Referring now to FIG. 4, there is shown a high NA fibre 40 positioned to couple light from a semiconductor laser 42 and spliced to a low NA communications fibre 42 by the above described method of the present invention. This combination provides a low loss coupling between the laser 42 and the communications fibre 44. This combination can be supplied as a package, the first 44 being a pig tail for splicing by conventional means to a similar fibre (not shown) of an optical communications system.
1. A method of connecting optical waveguides having different refractive index profiles and at least one of the waveguides having a numerical aperture of approximately 0.15 or higher, the method comprising:
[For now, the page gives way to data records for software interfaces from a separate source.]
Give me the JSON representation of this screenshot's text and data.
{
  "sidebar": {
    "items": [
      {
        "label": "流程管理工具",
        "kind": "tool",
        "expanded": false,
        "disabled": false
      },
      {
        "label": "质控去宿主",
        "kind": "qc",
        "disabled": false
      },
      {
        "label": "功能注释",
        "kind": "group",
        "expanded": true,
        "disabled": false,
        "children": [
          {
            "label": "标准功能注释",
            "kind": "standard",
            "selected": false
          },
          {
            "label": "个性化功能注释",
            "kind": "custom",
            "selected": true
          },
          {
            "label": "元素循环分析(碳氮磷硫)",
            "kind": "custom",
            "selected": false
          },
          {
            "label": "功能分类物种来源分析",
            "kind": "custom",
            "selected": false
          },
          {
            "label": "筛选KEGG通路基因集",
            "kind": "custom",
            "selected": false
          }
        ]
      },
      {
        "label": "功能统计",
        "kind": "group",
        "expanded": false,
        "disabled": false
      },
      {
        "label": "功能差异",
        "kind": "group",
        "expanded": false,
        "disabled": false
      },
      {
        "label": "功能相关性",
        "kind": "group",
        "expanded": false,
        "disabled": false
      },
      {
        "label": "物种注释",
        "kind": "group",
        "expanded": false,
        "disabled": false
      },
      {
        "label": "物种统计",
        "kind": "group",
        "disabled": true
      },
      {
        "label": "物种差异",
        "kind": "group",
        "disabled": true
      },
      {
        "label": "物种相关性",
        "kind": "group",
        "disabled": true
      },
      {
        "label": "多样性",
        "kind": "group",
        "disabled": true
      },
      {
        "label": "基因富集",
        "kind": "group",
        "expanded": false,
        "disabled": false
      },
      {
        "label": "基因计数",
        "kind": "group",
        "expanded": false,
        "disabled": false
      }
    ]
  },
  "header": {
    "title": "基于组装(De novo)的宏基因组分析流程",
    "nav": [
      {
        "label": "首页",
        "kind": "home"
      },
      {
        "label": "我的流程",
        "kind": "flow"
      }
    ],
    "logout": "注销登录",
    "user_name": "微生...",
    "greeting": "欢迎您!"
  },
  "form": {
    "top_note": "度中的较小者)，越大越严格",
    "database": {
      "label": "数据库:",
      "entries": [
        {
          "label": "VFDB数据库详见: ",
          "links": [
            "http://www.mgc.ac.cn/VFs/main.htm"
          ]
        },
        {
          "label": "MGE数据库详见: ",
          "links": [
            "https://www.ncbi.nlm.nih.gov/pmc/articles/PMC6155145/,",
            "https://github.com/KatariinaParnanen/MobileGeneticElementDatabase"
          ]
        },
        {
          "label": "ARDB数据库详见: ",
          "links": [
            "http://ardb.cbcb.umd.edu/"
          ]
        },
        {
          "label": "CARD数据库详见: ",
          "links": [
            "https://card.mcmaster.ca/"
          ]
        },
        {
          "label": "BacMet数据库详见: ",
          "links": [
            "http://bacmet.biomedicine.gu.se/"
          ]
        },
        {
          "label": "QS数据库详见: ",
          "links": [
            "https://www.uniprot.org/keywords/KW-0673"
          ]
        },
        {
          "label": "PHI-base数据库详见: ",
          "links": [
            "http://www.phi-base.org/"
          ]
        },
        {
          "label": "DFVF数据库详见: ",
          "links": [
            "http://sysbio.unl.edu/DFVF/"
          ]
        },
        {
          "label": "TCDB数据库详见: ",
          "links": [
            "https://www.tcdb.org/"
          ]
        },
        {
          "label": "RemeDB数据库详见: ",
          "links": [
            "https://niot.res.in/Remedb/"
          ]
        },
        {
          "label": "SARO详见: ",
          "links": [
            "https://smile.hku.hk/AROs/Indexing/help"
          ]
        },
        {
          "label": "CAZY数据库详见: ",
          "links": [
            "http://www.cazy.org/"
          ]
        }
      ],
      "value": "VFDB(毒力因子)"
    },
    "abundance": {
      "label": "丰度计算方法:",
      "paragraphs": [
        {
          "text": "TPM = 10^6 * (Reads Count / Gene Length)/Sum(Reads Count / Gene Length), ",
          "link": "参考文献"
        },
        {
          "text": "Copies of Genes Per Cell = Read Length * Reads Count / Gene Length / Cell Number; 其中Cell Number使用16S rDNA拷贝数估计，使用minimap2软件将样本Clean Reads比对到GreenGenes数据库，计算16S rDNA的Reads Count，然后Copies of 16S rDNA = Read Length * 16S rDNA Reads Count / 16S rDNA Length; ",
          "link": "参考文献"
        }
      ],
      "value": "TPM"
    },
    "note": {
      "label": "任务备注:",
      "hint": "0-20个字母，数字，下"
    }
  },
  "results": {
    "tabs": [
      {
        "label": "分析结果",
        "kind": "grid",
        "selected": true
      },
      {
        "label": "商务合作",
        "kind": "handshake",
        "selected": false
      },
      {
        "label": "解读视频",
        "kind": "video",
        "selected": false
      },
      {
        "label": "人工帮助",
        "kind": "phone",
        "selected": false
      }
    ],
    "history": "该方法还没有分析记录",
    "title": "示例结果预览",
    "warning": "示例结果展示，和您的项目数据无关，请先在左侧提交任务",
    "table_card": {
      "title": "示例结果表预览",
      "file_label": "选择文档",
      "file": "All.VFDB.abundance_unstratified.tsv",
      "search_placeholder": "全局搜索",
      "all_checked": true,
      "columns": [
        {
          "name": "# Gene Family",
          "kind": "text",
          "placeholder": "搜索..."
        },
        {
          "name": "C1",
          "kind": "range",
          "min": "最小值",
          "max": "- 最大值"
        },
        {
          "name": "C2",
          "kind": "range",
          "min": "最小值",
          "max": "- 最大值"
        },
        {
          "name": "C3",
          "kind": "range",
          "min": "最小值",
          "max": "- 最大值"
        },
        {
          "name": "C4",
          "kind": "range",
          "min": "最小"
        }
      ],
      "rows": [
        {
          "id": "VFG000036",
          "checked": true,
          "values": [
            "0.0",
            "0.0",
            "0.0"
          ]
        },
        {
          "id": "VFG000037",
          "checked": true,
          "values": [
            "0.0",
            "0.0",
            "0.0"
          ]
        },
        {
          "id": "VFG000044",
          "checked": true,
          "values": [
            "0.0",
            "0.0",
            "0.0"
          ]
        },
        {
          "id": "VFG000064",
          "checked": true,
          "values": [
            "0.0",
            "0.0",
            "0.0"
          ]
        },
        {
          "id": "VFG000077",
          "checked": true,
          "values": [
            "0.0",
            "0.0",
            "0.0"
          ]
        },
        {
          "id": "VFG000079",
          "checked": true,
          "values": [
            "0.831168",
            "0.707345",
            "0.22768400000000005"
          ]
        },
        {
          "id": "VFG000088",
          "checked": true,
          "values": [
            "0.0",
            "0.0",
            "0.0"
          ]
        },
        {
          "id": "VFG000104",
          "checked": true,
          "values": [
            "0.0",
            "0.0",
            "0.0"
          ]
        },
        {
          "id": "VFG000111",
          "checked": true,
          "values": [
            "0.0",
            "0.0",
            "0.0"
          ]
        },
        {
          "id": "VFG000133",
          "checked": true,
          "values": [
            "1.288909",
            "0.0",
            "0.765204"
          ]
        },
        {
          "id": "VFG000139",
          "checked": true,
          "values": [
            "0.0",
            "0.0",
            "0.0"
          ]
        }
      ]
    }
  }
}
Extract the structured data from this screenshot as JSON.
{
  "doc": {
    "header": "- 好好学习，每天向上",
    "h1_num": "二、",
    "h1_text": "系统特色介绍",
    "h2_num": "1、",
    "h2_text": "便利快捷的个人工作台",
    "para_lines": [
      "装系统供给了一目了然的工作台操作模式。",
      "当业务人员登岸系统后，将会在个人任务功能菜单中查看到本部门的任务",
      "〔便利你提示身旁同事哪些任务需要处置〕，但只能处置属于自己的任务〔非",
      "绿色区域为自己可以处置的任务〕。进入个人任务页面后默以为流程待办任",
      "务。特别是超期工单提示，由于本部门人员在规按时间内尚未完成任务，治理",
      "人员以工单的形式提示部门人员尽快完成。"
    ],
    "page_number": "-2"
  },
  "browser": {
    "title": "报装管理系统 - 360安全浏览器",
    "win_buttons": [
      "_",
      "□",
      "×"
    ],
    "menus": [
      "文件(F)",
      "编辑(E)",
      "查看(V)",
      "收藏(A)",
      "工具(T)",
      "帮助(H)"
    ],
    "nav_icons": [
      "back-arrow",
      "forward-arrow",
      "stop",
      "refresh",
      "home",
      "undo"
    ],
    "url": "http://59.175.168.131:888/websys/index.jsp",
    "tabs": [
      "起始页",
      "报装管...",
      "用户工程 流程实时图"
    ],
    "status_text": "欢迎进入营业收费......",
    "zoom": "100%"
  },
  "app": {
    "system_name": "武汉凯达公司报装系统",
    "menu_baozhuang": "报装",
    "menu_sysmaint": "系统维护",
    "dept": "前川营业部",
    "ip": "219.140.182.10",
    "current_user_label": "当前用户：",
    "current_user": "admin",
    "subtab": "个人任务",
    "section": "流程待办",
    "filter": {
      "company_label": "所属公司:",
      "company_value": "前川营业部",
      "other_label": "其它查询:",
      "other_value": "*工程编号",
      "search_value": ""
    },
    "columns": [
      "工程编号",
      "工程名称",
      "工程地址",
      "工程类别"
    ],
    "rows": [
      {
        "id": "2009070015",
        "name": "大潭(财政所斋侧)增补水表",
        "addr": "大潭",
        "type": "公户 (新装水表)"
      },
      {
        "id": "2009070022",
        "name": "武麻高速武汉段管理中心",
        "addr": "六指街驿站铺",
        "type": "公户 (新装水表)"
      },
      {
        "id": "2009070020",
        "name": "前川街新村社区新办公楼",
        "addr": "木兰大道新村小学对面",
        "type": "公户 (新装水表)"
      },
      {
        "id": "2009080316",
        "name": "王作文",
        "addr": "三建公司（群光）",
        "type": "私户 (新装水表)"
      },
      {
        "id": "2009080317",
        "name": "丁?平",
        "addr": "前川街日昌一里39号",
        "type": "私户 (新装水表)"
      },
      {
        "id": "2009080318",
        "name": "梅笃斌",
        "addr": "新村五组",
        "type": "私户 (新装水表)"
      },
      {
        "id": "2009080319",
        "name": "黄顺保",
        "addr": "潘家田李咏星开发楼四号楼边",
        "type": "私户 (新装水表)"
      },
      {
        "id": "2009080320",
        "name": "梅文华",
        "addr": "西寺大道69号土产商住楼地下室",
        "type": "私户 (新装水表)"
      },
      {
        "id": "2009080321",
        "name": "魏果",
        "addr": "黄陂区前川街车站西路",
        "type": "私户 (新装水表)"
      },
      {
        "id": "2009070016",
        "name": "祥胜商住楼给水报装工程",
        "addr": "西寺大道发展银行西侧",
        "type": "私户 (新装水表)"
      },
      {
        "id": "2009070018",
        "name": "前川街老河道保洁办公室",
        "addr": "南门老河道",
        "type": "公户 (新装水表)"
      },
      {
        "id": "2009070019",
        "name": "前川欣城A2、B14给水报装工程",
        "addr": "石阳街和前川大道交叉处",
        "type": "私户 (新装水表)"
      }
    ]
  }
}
- fusing the ends of the waveguides together with their respective cores in alignment, and
- subsequently heating the fused junction between the waveguides so as to cause dopant to migrate out of the core of the at least one waveguide having a numerical aperture of approximately 0.15 or higher,
- the subsequently heating step being carried out for a time sufficient to achieve an approximate matching between the mode spot sizes in the two waveguides near said fused junction.
2. A method according to claim 1, wherein the subsequently heating step is carried out for a time not exceeding 30 seconds.
3. A method according to claim 1, wherein the fused junction is heated to at least 1400.degree. C. during the subsequently heating step.
4. A method according to claim 1, wherein the subsequently heating step is carried out until propagation losses reach a minimum.
5. A method according to claim 1, wherein the subsequently heating step is carried until propagation losses have been reduced by at least 1 dB over the losses occurring when the waveguides are butted together but not fused.
6. A method according to claim 1, further comprising monitoring the propagation losses during the subsequently heating step.
7. A method according to claim 1, wherein the subsequently heating step continues for substantially longer than 10 seconds.
8. A method according to claim 1, wherein the numerical aperture of the said at least one waveguide lies in the range 0.15 to 0.3.
9. A method according to claim 1, wherein the waveguides comprise optical fibres.
10. A high-NA optical fibre of approximately 0.15 numerical aperture or higher fused end to end with another optical fibre in accordance with the method of claim 1.
11. A combination according to claim 10, wherein the another optical fibre has a numerical aperture substantially less than approximately 0.15.
12. A combination as claimed in claim 11 in which the high NA fibre is optically coupled to an optical source.
13. A combination as claimed in claim 12 in which the optical source is a semiconductor laser.
|3819249||June 1974||Borner et al.|
|4252403||February 24, 1981||Salisbury|
|4784466||November 15, 1988||Khoe et al.|
|4900114||February 13, 1990||Mortimore et al.|
- Mathyseek, New Coupling arrangement Between Diode and Fiber, 10th European Cont. on Optical Communication, Sep. 1984, pp. 186-187. Botham, Tapering Fibers by Controlled Core Diffusion, Electronic Letters, Feb. 18, 1988, vol. 24, No. 4, pp. 243-244. Harper, Tapers in Fibre by Controlled Core Diffusion, Electronic Letters, Feb. 18, 1988, vol. 24, No. 4, pp. 245-266.
Filed: Oct 24, 1990
Date of Patent: Aug 25, 1992
Assignee: British Telecommunications public limited company (London)
Inventor: David S. Forrester (Ipswich)
Primary Examiner: W. Gary Jones
Assistant Examiner: John J. Bruckner
Law Firm: Nixon & Vandehye
Application Number: 7/601,686